A. They have a layer of fat that definitely keeps them warm.
Q. How do polar bears survive in the cold? — Corbin, 9
A. A really cool thing about polar bears is when they start putting on a lot of weight they put it on their backside first, and when it is windy they put their butts to the wind because that is the most insulated part of their body. The only part of their body that is not insulated is their nose.
We had thermographic people come in and take thermal pictures of Rizzo. The only place you can see is her nose and around her ears and eyes. It’s the only place where there is heat lose.
Q. Can polar bears survive in a warm summer? — Kieran Jackson, 5
A. Here at Hogle Zoo, Rizzo’s den is air-conditioned, there is a lot of shade and misters. The pool is chilled. It’s never more than 65 degrees in the summertime.
Q. Why is global warming threatening to them? Will polar bears be able to adjust to a warmer climate? — Ellie De Groote, 10
A. The problem isn’t that they can’t survive in a warmer temperature, it’s that they lose their food source completely. Polar bears, especially in southern areas, like around the Churchill, Canada, area, don’t eat anything during the summertime. Or they may happen upon a dead thing and will eat that. Or a bird egg, but they aren’t actively hunting or seeking out anything. The females have to maintain a certain body size so when they do get pregnant they have enough reserve. But the males will go all summer without eating. Then when the ice starts to form is when they will eat. They need that sea ice to go out and catch the seals.
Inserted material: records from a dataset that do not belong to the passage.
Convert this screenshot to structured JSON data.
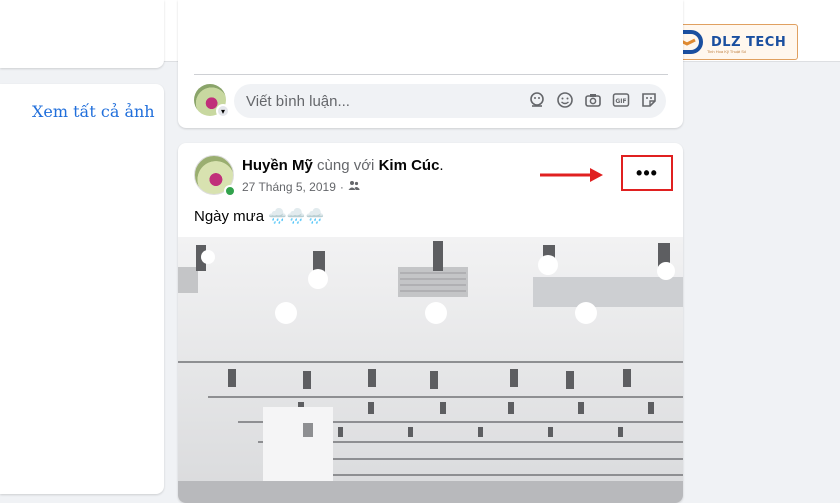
{
  "topbar": {
    "more_label": "•••"
  },
  "logo": {
    "text": "DLZ TECH",
    "tagline": "Tinh Hoa Kỹ Thuật Số"
  },
  "left_panel": {
    "see_all_photos": "Xem tất cả ảnh"
  },
  "comment_box": {
    "placeholder": "Viết bình luận...",
    "icons": [
      "avatar-sticker-icon",
      "emoji-icon",
      "camera-icon",
      "gif-icon",
      "sticker-icon"
    ]
  },
  "post": {
    "author": "Huyền Mỹ",
    "with_text": "cùng với",
    "tagged": "Kim Cúc",
    "tagged_suffix": ".",
    "date": "27 Tháng 5, 2019",
    "privacy": "·",
    "more_label": "•••",
    "text": "Ngày mưa 🌧️🌧️🌧️"
  },
  "colors": {
    "highlight": "#e02020",
    "link": "#216fdb",
    "online": "#31a24c"
  }
}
People say if they are eating birds and berries or sea kelp, can’t they survive on that? But the males can weigh almost 2,000 pounds. There is no way they can get the calories they need from eating that. They need that seal fat. An adult male polar bear in the wild will eat over 20,000 calories in a day, and that is the equivalent of 300 McDonald's cheeseburgers. It's a lot of calories, and they need that and they aren’t going to get that from eating bird eggs.
Climate change is affecting the sea ice, the permanency ice, and then the algae that is the start of the food change grows on the bottom of the sea ice. If we are slowly getting rid of that sea ice we are getting rid of that algae and then the animals that eat that aren’t going to have anything to eat and then the animals that eat those animals will disappear. That is why we are seeing such a quick decline.
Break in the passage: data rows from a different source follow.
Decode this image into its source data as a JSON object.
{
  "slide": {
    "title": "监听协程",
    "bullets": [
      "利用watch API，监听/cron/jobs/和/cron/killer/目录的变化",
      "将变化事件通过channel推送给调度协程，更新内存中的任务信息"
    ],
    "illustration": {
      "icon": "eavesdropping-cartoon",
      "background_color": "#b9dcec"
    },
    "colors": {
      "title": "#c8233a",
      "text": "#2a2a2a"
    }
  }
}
People are trying to counteract that argument saying, but I am seeing a lot more polar bears. You shouldn’t be seeing the polar bears. They should be out on the ice away from people.
As the temperature increases, that sea ice goes away. But there are ways to reduce your greenhouse emissions. Take public transportation if that works for you. If you try to eat local, your food isn’t traveling as far and there’s not as much carbon coming from transporting the food. But simple stuff like changing your light bulbs, or fixing the thermostat a couple degrees colder in the wintertime or warmer in the summertime. Pack your lunch in reusable containers. It’s a bunch of simple little things, but if everyone does the little things then it adds up and becomes a big thing.
Q. How did you get Rizzo from her original habitat to the zoo and how has she adjusted? — Keaton Harvey, 10
A. She was born in captivity. She came to us from Cincinnati and was transported in a large metal cage. She has adapted really well. She loves her pool here.
Q. How do polar bears compare to other bears in the U.S.? — Ricky Corndjo, 11
A. They have similar body structures. They have a different feeding strategy. Polar bears eat mostly animals. Grizzly and black bears forage for berries, fruits and are constantly eating when they are not hibernating. Polar bears eat one really big meal and then process that.